Wealthy-but-reclusive J.P. (Joe Adler) invites displaced childhood friend Francis (Liam Aiken) to the home he inherited after his parents died. J.P. is an oddball, to say the least…sickly, agoraphobic and distrusting of outsiders, he hasn’t left the house in two years, content to live off his inheritance while taking care of his sister, Vivian, who’s even more reclusive, almost never leaving her room. In fact, since we only ever see her when she ventures into Francis’ room at night, we entertain the notion she might already be dead.
J.P. and Francis’ conversations are interesting, if often one-sided, with J.P. doing much of the talking. It’s immediately clear he ain’t quite right in the head, nor does Francis turn out to be the trusted lifelong friend we first assume (though he obviously cares for both J.P. and Vivian). There’s also conflict, sometimes subtle, sometimes violent. Meanwhile, the house may or may not be haunted, or possessed, or alive (we’re never sure), exacerbated by a hooded figure that comes-and-goes, crawling on all-fours from the house to a nearby pond and back again…

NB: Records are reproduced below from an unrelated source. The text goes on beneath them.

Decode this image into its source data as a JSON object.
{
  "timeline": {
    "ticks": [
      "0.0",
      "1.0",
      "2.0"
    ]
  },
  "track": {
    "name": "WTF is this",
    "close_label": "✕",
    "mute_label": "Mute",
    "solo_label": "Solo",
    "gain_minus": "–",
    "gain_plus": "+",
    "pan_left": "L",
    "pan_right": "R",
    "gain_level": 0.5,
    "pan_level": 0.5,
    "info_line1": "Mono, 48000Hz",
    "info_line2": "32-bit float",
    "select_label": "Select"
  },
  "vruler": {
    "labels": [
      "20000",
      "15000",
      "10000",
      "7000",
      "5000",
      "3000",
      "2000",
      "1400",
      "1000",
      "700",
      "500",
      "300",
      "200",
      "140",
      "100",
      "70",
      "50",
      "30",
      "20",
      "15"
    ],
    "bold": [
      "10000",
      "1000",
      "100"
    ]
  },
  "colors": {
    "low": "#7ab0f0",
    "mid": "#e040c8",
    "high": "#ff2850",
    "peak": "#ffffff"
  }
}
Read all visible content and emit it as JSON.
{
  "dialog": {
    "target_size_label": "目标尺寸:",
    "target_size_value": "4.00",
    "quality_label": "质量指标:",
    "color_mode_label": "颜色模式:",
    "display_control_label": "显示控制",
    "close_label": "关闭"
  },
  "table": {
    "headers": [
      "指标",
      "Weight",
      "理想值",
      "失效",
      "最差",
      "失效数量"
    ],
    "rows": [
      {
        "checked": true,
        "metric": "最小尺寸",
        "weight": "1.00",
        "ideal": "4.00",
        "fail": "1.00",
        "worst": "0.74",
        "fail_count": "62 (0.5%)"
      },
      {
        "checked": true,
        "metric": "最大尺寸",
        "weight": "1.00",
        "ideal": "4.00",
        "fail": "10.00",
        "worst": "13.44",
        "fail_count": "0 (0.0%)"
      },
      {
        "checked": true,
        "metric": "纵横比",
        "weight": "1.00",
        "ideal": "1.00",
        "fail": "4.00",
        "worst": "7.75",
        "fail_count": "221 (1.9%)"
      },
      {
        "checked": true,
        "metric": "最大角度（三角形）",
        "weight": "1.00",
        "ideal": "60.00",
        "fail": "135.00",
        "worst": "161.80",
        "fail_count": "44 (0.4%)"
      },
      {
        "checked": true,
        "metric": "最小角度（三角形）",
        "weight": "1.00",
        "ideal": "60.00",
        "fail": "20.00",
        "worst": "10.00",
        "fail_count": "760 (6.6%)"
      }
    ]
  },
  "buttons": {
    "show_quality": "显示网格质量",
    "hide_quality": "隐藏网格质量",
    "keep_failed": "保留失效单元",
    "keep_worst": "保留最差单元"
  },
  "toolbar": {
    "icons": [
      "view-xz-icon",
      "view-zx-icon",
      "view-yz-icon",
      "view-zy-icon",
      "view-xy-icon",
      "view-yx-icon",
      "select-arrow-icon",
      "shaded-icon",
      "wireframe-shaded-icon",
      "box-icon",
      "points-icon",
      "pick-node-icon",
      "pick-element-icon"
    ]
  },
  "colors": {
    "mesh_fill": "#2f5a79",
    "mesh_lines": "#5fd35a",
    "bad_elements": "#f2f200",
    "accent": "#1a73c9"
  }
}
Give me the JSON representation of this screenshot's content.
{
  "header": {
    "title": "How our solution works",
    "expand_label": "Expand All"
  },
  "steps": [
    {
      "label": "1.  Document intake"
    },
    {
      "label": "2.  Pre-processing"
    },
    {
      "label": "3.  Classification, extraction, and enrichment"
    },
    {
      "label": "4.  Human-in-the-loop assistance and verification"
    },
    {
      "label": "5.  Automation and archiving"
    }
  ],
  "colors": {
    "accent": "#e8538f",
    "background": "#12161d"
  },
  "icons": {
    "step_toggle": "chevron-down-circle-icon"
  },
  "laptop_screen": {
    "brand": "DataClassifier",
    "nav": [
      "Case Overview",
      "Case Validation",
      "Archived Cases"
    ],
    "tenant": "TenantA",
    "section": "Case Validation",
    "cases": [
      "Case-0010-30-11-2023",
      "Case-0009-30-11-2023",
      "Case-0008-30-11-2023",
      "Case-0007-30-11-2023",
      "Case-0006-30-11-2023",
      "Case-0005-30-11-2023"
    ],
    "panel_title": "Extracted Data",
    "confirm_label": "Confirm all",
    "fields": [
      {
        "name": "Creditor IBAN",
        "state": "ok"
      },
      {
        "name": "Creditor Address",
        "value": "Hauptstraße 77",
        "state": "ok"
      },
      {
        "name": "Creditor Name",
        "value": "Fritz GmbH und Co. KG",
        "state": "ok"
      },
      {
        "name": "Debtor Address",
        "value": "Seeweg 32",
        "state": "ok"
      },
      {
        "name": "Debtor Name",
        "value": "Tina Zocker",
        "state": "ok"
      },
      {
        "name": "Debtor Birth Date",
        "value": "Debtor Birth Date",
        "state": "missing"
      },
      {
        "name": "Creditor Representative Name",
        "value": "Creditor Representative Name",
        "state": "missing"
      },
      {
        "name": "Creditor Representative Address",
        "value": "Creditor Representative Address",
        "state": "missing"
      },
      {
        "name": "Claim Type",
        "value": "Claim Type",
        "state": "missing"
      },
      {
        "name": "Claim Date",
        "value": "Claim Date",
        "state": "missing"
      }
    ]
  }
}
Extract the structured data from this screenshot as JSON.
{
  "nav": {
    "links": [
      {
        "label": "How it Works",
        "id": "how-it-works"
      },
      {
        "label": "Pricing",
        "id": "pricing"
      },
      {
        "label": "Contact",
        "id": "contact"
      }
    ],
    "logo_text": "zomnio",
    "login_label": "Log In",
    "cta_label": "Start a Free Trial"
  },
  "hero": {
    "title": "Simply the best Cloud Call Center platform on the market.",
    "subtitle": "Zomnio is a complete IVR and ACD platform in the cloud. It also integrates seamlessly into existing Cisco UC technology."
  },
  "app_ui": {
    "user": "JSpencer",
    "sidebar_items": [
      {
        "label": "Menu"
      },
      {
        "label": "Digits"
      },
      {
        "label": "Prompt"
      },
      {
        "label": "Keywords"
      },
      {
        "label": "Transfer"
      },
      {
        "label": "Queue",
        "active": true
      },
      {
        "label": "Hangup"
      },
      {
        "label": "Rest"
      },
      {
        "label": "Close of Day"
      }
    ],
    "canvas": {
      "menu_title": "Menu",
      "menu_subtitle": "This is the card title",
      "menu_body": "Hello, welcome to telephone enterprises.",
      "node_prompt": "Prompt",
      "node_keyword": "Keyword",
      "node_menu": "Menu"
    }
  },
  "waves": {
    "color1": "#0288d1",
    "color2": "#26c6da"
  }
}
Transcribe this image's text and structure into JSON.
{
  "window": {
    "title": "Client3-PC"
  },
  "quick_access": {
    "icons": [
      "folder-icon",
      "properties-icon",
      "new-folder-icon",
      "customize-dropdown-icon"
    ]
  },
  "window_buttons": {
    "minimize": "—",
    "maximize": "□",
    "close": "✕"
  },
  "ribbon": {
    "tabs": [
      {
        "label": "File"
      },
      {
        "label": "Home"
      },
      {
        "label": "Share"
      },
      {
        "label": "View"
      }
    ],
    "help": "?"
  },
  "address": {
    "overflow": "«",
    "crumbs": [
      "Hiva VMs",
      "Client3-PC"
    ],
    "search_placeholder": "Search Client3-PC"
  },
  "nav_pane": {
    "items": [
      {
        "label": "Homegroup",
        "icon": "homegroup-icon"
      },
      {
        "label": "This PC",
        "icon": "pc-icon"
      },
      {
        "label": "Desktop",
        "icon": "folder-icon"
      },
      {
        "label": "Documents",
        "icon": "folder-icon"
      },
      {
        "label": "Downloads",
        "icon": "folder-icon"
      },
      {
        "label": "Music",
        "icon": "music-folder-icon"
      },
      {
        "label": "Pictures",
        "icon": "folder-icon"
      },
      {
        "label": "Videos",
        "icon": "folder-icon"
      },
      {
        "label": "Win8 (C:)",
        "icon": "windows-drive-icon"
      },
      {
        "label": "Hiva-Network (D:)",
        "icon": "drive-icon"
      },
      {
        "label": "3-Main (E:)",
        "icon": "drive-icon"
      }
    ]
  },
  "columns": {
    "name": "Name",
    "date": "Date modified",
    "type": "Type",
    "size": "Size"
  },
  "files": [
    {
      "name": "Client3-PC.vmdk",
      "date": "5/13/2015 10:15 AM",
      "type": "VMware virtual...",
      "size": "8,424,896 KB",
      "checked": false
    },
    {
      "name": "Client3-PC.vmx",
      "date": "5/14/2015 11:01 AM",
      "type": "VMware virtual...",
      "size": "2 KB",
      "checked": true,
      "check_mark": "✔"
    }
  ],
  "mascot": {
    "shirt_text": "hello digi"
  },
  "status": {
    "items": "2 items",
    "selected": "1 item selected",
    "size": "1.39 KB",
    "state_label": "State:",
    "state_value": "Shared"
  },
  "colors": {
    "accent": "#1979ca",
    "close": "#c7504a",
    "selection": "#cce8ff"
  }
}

…or something like that. Writer/director Patrick Picard seldom provides answers and may not even know them himself, which will probably frustrate the hell out of some viewers. Though never particularly scary, there’s a definite horror vibe throughout the proceedings from the very first scene. It may be all for naught, but in the moment, The Bloodhound manages a quietly unnerving tone, even when we’re not always sure why we’re creeped out.
The film is aided considerably by its characters and setting. With the exception of a late-inning moral dilemma, Francis is mostly a casual observer, but J.P. is uncomfortably compelling – right down to his appearance and expressions – and he’s well played by Adler, who conveys menace even when displaying generosity. The house itself is a bizarre creation, massive-yet-claustrophobic, with ‘70s-style architecture, narrow rooms, dim lighting and stark decor. It’s practically a secondary character.
Though The Bloodhound does come to an interesting conclusion, I imagine some viewers will walk away unimpressed – perhaps irritated – with a denouement that doesn’t tie-up loose ends into a tidy bow or answer nagging questions (of which there are plenty). But Picard is far less concerned with narrative clarity than creating a singular mood, which he manages to do quite well. He also knows not to test the viewer’s patience for too long. Running a relatively brief 71 minutes, The Bloodhound is like a quick road trip with no real destination in-mind and coming to a conclusion just before everyone gets tired of sitting in the car.